The copper file-cabinet style pulls from a late-1990s renovation of Turkey Hill compliment the copper pots hanging above — a small, cool detail. Plus, once again, the island clearly holds an impressive amount of stuff.
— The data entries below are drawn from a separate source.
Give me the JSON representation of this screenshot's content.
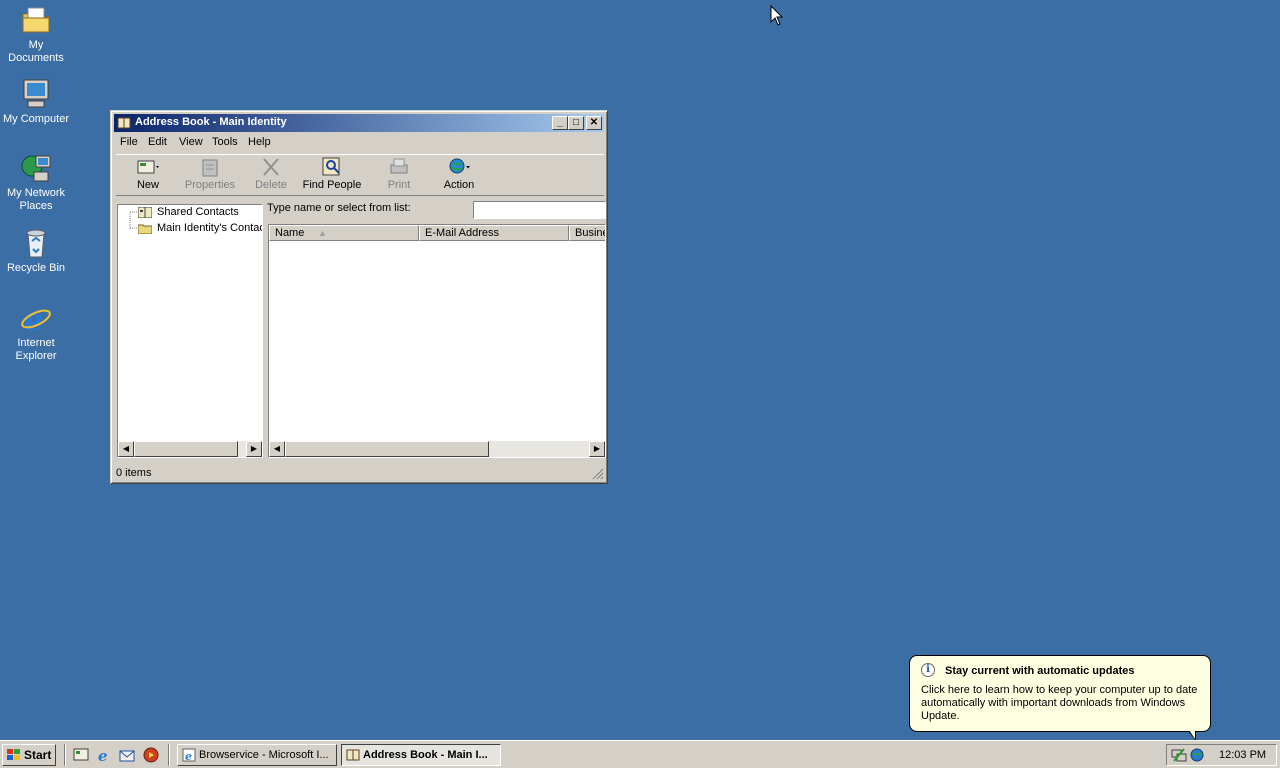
{
  "desktop": {
    "icons": [
      {
        "label": "My Documents"
      },
      {
        "label": "My Computer"
      },
      {
        "label": "My Network Places"
      },
      {
        "label": "Recycle Bin"
      },
      {
        "label": "Internet Explorer"
      }
    ]
  },
  "window": {
    "title": "Address Book - Main Identity",
    "menu": [
      "File",
      "Edit",
      "View",
      "Tools",
      "Help"
    ],
    "toolbar": {
      "new": "New",
      "properties": "Properties",
      "delete": "Delete",
      "find_people": "Find People",
      "print": "Print",
      "action": "Action"
    },
    "tree": [
      "Shared Contacts",
      "Main Identity's Contacts"
    ],
    "find_label": "Type name or select from list:",
    "find_value": "",
    "columns": [
      "Name",
      "E-Mail Address",
      "Business Phone"
    ],
    "status": "0 items"
  },
  "balloon": {
    "title": "Stay current with automatic updates",
    "text": "Click here to learn how to keep your computer up to date automatically with important downloads from Windows Update."
  },
  "taskbar": {
    "start": "Start",
    "tasks": [
      "Browservice - Microsoft I...",
      "Address Book - Main I..."
    ],
    "clock": "12:03 PM"
  },
  "colors": {
    "desktop": "#3a6ea5",
    "title_active_start": "#0a246a",
    "title_active_end": "#a6caf0",
    "face": "#d4d0c8",
    "balloon": "#ffffe1"
  }
}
Last week, a cabinet door on our kitchen island fell off its hinge, nearly hitting our dog as it careened sideways toward the floor. Thus, we finally had to admit that we really need to redo our kitchen. The door could be re-hinged (we've already done it to a few others), but it's just indicative of bigger problems we've been ignoring. Over the weekend, I started searching for ideas and realized that Martha Stewart's own kitchens would probably be a good place to start. Lo and behold . . . they are indeed. Her kitchens are work spaces first and foremost and she's always done an amazing job of using every square inch for storage — not surprising, considering how much kitchen and entertaining gear she owns. Most of us can only dream of an entire drawer of pastry bags and tips. She also cleverly uses serene colors and edited collections to create airy, streamlined spaces, even when there's hanging pot racks paired with shelves and shelves of visible dishes. Overall, her kitchens show that attention to detail can make a huge difference between creating a good-looking kitchen and creating a kitchen that looks good while being truly functional.
1. Her NYC galley kitchen is one of the few without open shelving. Instead, floor-to-ceiling enclosed cabinets provide plenty of storage and a sleek look, while ensuring that guests who crowd in won't knock things off shelves. It's a great example of editing your tastes to the space you actually have.
2. Very smart, very organized open shelving under the island in her kitchen in Bedford. This seems perfect for roomies who like to cook together, since everyone can easily reach what they need.
3. I have an affinity for (and collection of) white dishes, so I think her kitchen at Skylands in Maine is pretty perfect. It's also deceptive &mdash while it looks minimalistic because of the color palette, there are a ton of dishes, plus canisters full of kitchen utensils, bowls of onions and garlic, and floor baskets for storage.
4. The clean lines of this apron sink are enhanced by the spare window treatment at her home in Bedford.
5. The copper file-cabinet style pulls from a late-1990s renovation of Turkey Hill compliment the copper pots hanging above — a small, cool detail. Plus, once again, the island clearly holds an impressive amount of stuff.
See the full slideshow at Martha Stewart.